Fasting on Fridays

“Denying material food, which nourishes our body, nurtures an interior disposition to listen to Christ and be fed by His saving word. Through fasting and praying, we allow Him to come and satisfy the deepest hunger that we experience in the depths of our being: the hunger and thirst for God.”

—Pope Benedict XVI

I wrote a couple of weeks ago about the need for fervent prayer for the intentions of life, marriage, and religious liberty in the United States.  I mentioned that the US bishops had approved a pastoral strategy with 5 action items for us all to offer for the intentions mentioned above.

One of those items happens to be fasting and abstaining from meat, every Friday.

Now, officially, we are only under obligation to fast on Ash Wednesday and Good Friday.  And abstaining specifically from meat is only required on Fridays during lent (though according to the code of Canon Law 1251, we are still required to abstain from another sort of food on all other Fridays throughout the year if we are going to eat meat).

Can.  1251: Abstinence from meat, or from some other food as determined by the Episcopal Conference, is to be observed on all Fridays, unless a solemnity should fall on a Friday. Abstinence and fasting are to be observed on Ash Wednesday and Good Friday.

I’m telling you all this so you know that it’s not sinful to not fast on Fridays.  It’s something extra that the bishops are asking of us because of the times we are living in.  They are not ordinary times. 

Practically speaking, in our culture Friday is one of the worst days to declare a fast.  It’s the end of the workweek.  It’s date night.  It’s the night to reward yourself for the long hours you put in this week.  And what better reward than of slice of that chocolate cake?  I can attest to the difficulty of sticking to fasting on Fridays now that I have a husband to cook for. Tyler gets up early every morning to go to work for us, and so on Fridays it’s extra hard for me to fight the urge to bake some celebratory end of the week chocolate chip cookies.

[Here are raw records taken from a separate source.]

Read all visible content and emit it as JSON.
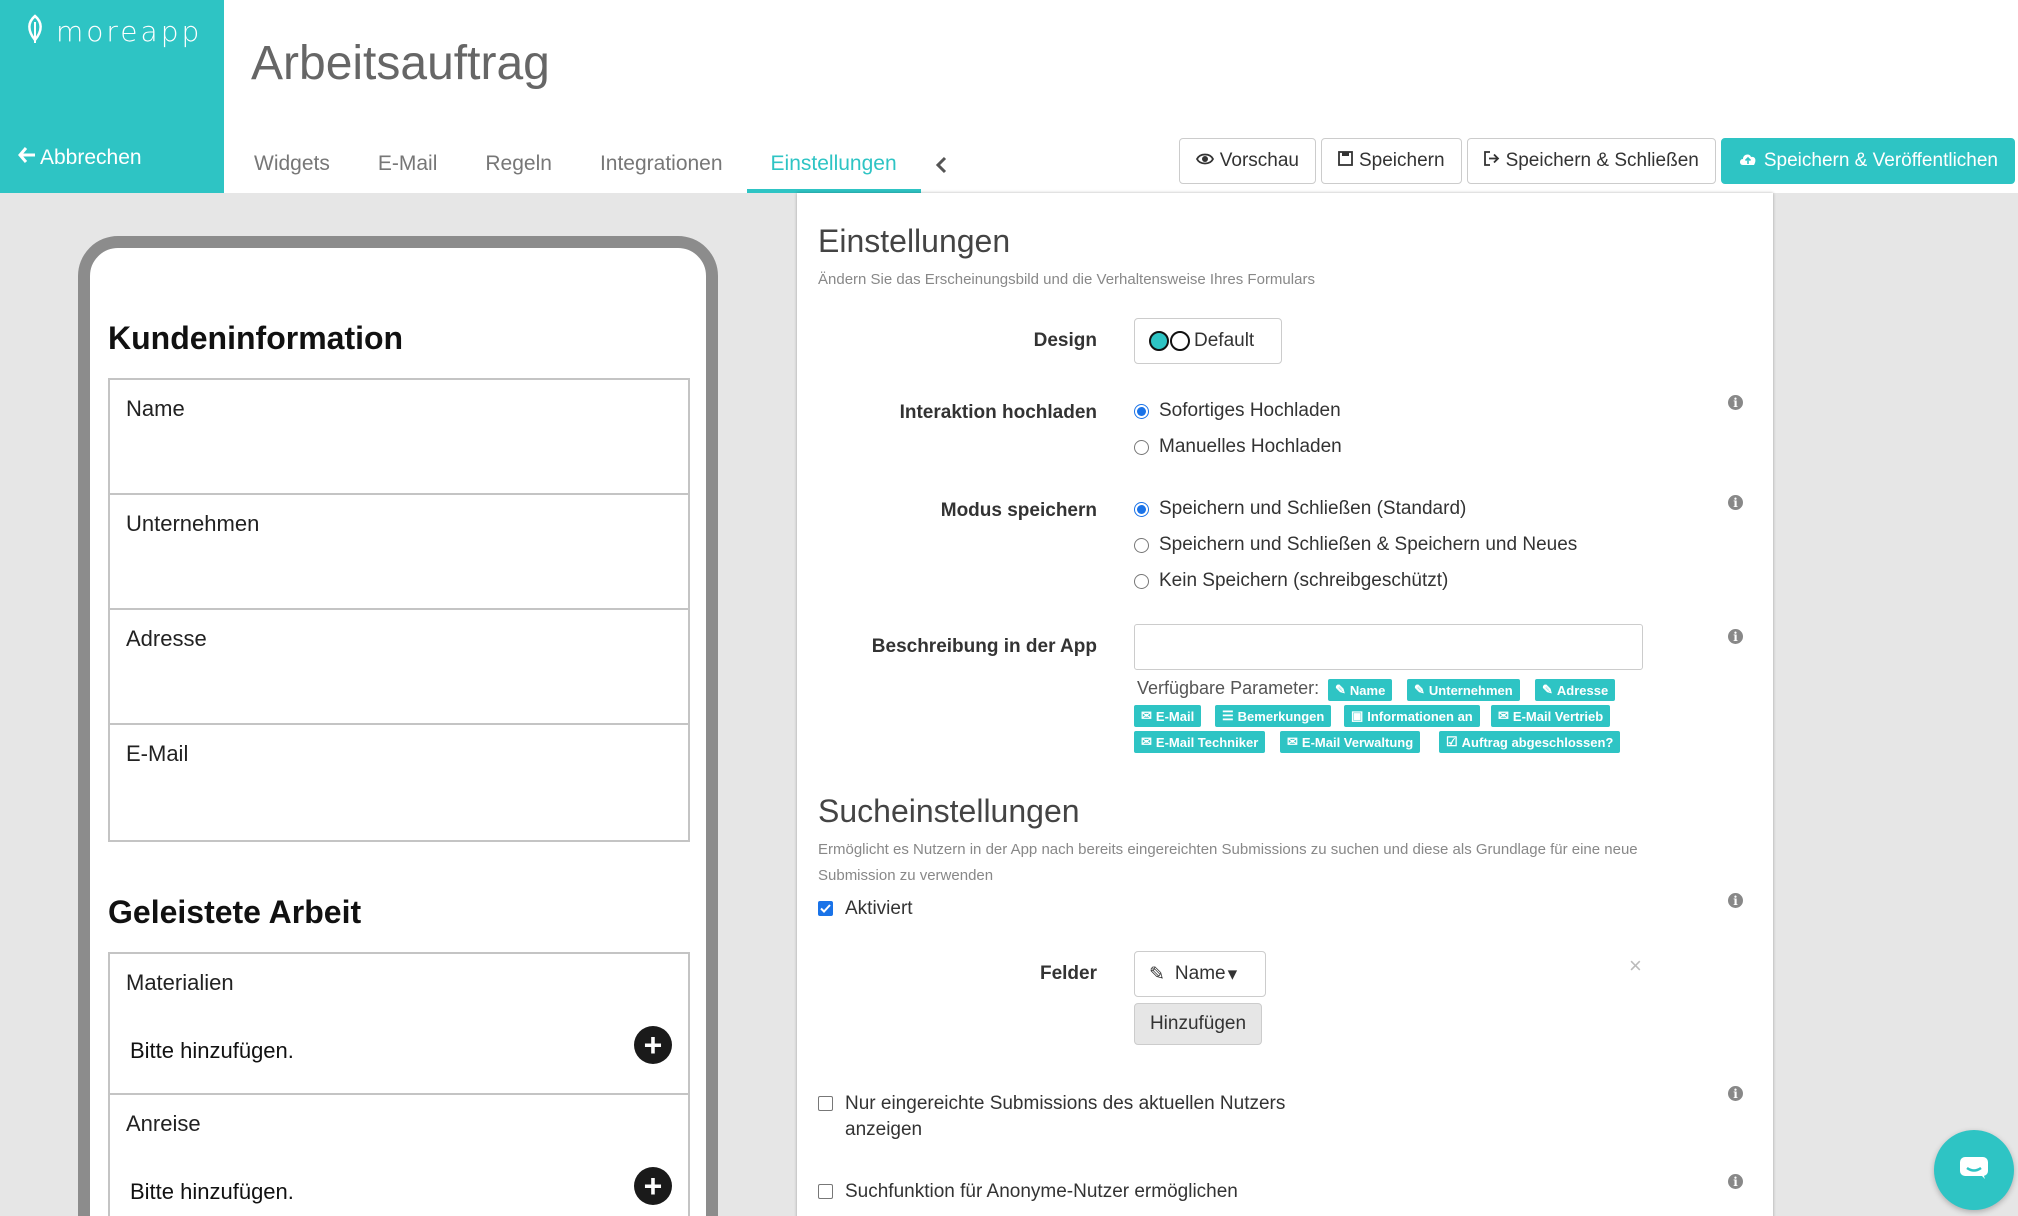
{
  "brand": {
    "logo_text": "moreapp",
    "cancel_label": "Abbrechen"
  },
  "page_title": "Arbeitsauftrag",
  "tabs": [
    {
      "label": "Widgets"
    },
    {
      "label": "E-Mail"
    },
    {
      "label": "Regeln"
    },
    {
      "label": "Integrationen"
    },
    {
      "label": "Einstellungen",
      "active": true
    }
  ],
  "actions": {
    "preview": "Vorschau",
    "save": "Speichern",
    "save_close": "Speichern & Schließen",
    "save_publish": "Speichern & Veröffentlichen"
  },
  "preview": {
    "section1": {
      "title": "Kundeninformation",
      "fields": [
        "Name",
        "Unternehmen",
        "Adresse",
        "E-Mail"
      ]
    },
    "section2": {
      "title": "Geleistete Arbeit",
      "fields": [
        {
          "label": "Materialien",
          "hint": "Bitte hinzufügen."
        },
        {
          "label": "Anreise",
          "hint": "Bitte hinzufügen."
        }
      ]
    }
  },
  "settings": {
    "title": "Einstellungen",
    "subtitle": "Ändern Sie das Erscheinungsbild und die Verhaltensweise Ihres Formulars",
    "design": {
      "label": "Design",
      "value": "Default"
    },
    "upload": {
      "label": "Interaktion hochladen",
      "options": [
        "Sofortiges Hochladen",
        "Manuelles Hochladen"
      ],
      "selected": 0
    },
    "save_mode": {
      "label": "Modus speichern",
      "options": [
        "Speichern und Schließen (Standard)",
        "Speichern und Schließen & Speichern und Neues",
        "Kein Speichern (schreibgeschützt)"
      ],
      "selected": 0
    },
    "description": {
      "label": "Beschreibung in der App",
      "value": "",
      "params_label": "Verfügbare Parameter:",
      "params": [
        {
          "label": "Name",
          "icon": "edit-icon"
        },
        {
          "label": "Unternehmen",
          "icon": "edit-icon"
        },
        {
          "label": "Adresse",
          "icon": "edit-icon"
        },
        {
          "label": "E-Mail",
          "icon": "envelope-icon"
        },
        {
          "label": "Bemerkungen",
          "icon": "list-icon"
        },
        {
          "label": "Informationen an",
          "icon": "select-icon"
        },
        {
          "label": "E-Mail Vertrieb",
          "icon": "envelope-icon"
        },
        {
          "label": "E-Mail Techniker",
          "icon": "envelope-icon"
        },
        {
          "label": "E-Mail Verwaltung",
          "icon": "envelope-icon"
        },
        {
          "label": "Auftrag abgeschlossen?",
          "icon": "checkbox-icon"
        }
      ]
    }
  },
  "search": {
    "title": "Sucheinstellungen",
    "subtitle_line1": "Ermöglicht es Nutzern in der App nach bereits eingereichten Submissions zu suchen und diese als Grundlage für eine neue",
    "subtitle_line2": "Submission zu verwenden",
    "enabled_label": "Aktiviert",
    "enabled": true,
    "fields_label": "Felder",
    "field_value": "Name",
    "add_label": "Hinzufügen",
    "own_label_line1": "Nur eingereichte Submissions des aktuellen Nutzers",
    "own_label_line2": "anzeigen",
    "anon_label": "Suchfunktion für Anonyme-Nutzer ermöglichen"
  },
  "colors": {
    "accent": "#2ec4c4",
    "radio": "#1a73e8"
  }
}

But Friday is no ordinary day.  It’s the day our Savior died for us.  It’s the day of the Cross.  The truth is that if our eyes and hearts are not on the Cross and on the Crucified One on Fridays, then our priorities are out of whack (and I’m convicted here, too).

So, in the threat of religious persecution— in the face of opposition for standing up for the truth— what better day to offer sacrifice?  What better day to unite ourselves to the redemptive suffering of our Lord?

mary-sig